● **Exercise**
Restate, word for word, each entry that follows, but skip its pictures.
-- Opening Marker --
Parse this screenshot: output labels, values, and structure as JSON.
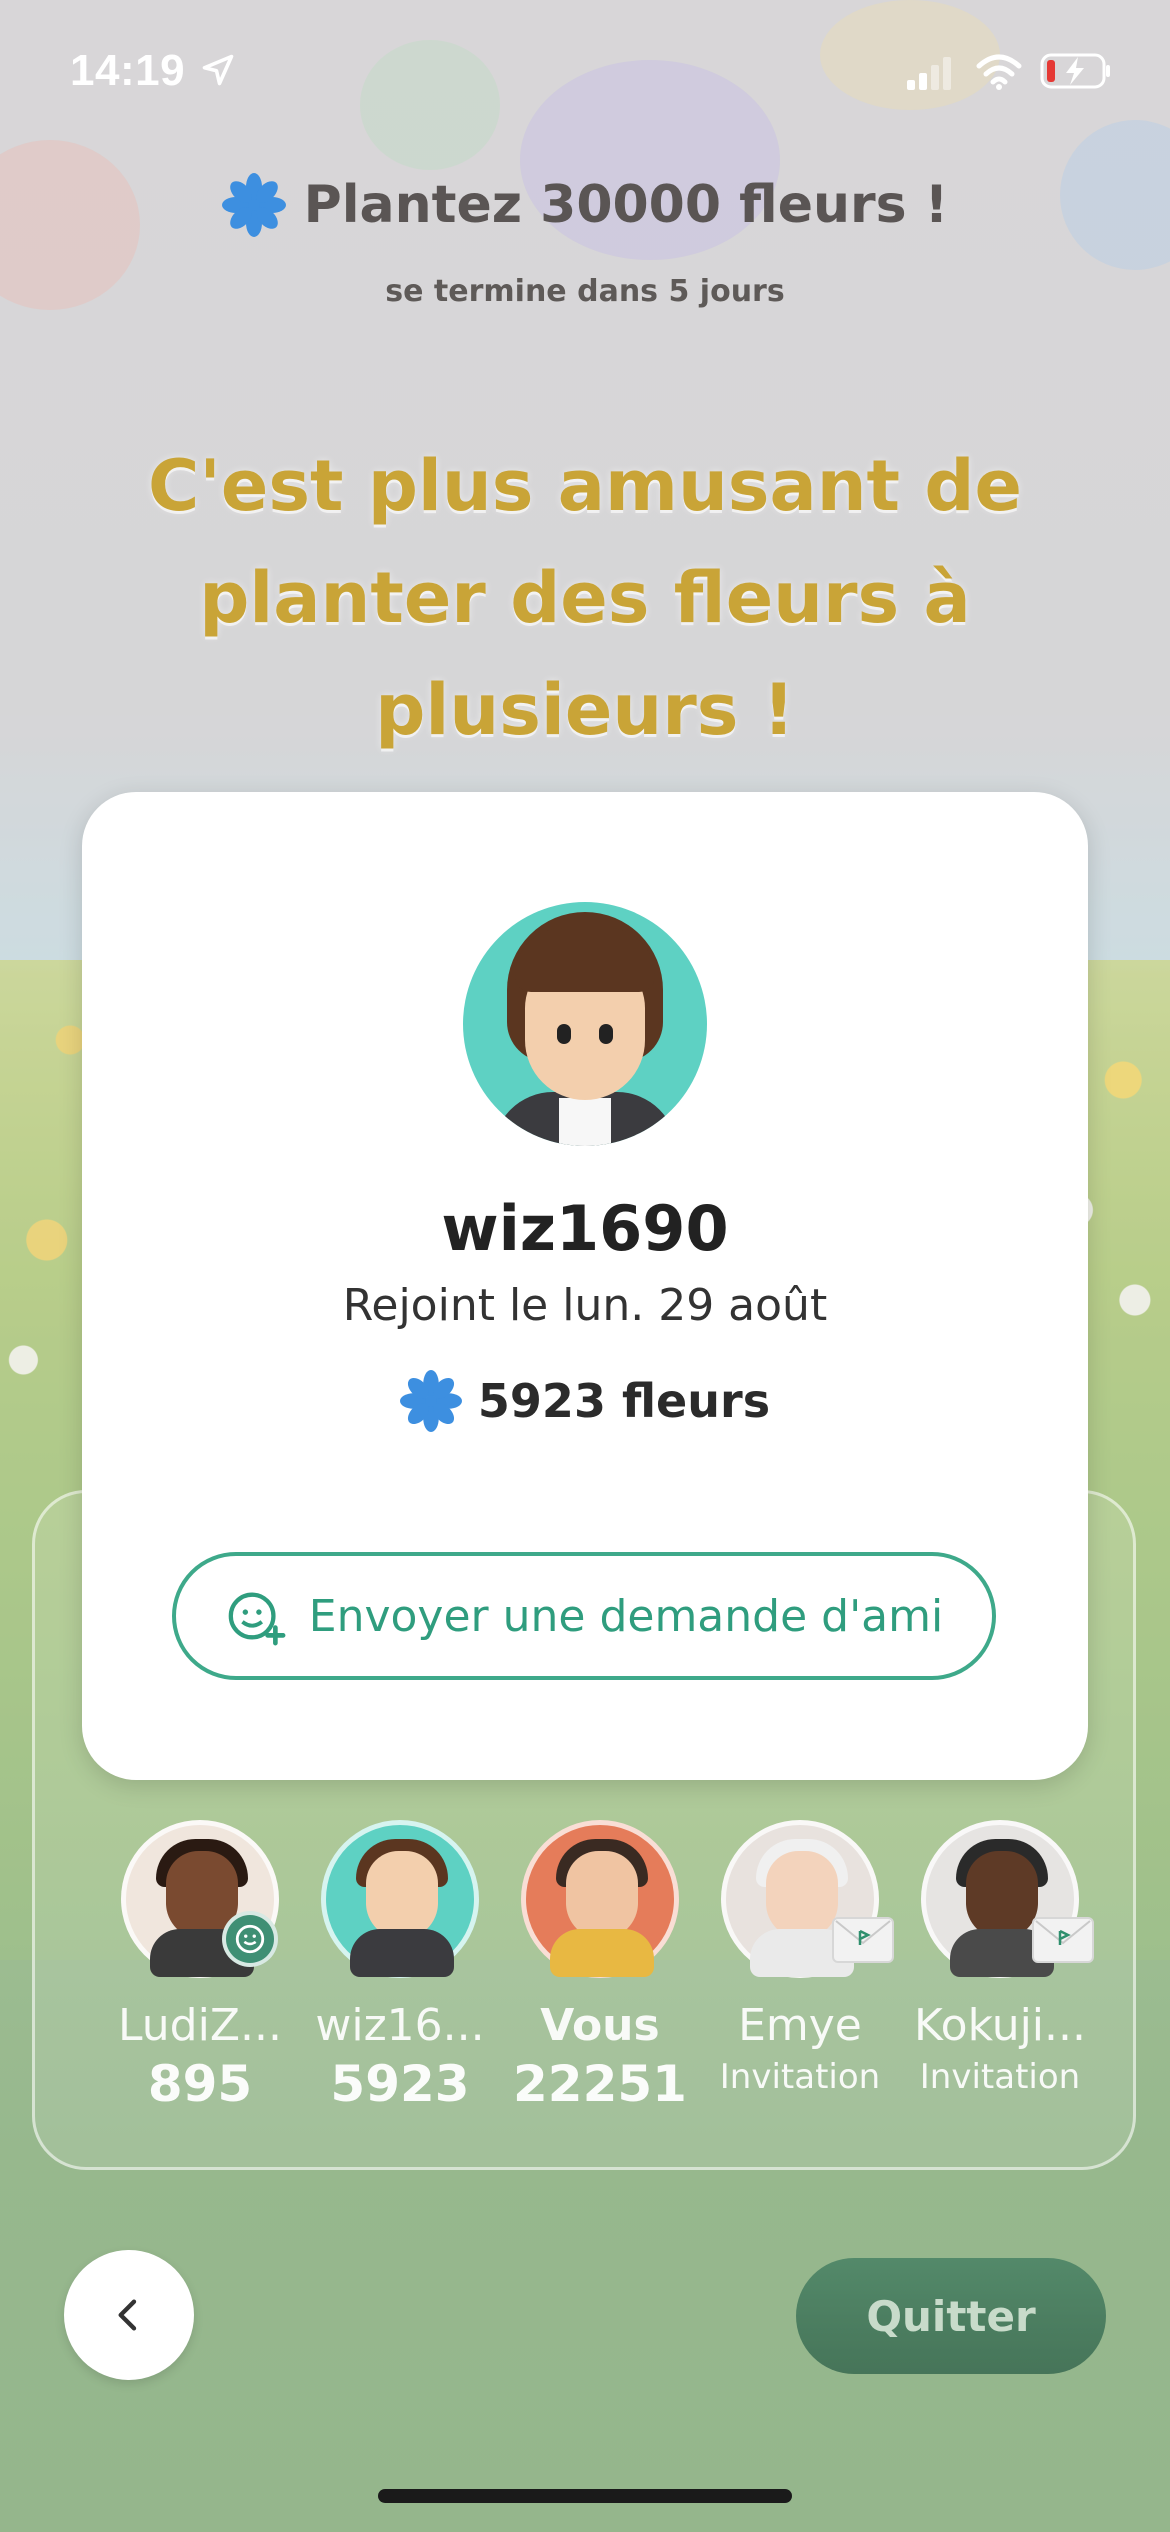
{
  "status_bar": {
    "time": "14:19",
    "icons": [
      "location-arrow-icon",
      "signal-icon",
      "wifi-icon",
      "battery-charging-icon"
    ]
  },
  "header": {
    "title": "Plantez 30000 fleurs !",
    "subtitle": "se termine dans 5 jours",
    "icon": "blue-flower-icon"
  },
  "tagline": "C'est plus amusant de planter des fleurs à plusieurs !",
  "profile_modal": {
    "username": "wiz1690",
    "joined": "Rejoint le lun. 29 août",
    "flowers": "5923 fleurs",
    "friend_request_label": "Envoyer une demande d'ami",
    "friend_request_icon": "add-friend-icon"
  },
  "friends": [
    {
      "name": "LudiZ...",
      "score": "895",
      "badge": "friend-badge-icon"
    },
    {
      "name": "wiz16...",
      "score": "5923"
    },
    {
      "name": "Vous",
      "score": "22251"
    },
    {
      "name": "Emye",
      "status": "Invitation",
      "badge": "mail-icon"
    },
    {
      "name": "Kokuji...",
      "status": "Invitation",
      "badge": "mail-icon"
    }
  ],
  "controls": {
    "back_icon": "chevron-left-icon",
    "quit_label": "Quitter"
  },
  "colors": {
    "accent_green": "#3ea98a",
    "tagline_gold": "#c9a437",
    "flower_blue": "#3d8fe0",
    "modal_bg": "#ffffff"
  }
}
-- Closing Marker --
● **Result of the task**
Parse this screenshot: output labels, values, and structure as JSON.
{
  "status_bar": {
    "time": "14:19",
    "icons": [
      "location-arrow-icon",
      "signal-icon",
      "wifi-icon",
      "battery-charging-icon"
    ]
  },
  "header": {
    "title": "Plantez 30000 fleurs !",
    "subtitle": "se termine dans 5 jours",
    "icon": "blue-flower-icon"
  },
  "tagline": "C'est plus amusant de planter des fleurs à plusieurs !",
  "profile_modal": {
    "username": "wiz1690",
    "joined": "Rejoint le lun. 29 août",
    "flowers": "5923 fleurs",
    "friend_request_label": "Envoyer une demande d'ami",
    "friend_request_icon": "add-friend-icon"
  },
  "friends": [
    {
      "name": "LudiZ...",
      "score": "895",
      "badge": "friend-badge-icon"
    },
    {
      "name": "wiz16...",
      "score": "5923"
    },
    {
      "name": "Vous",
      "score": "22251"
    },
    {
      "name": "Emye",
      "status": "Invitation",
      "badge": "mail-icon"
    },
    {
      "name": "Kokuji...",
      "status": "Invitation",
      "badge": "mail-icon"
    }
  ],
  "controls": {
    "back_icon": "chevron-left-icon",
    "quit_label": "Quitter"
  },
  "colors": {
    "accent_green": "#3ea98a",
    "tagline_gold": "#c9a437",
    "flower_blue": "#3d8fe0",
    "modal_bg": "#ffffff"
  }
}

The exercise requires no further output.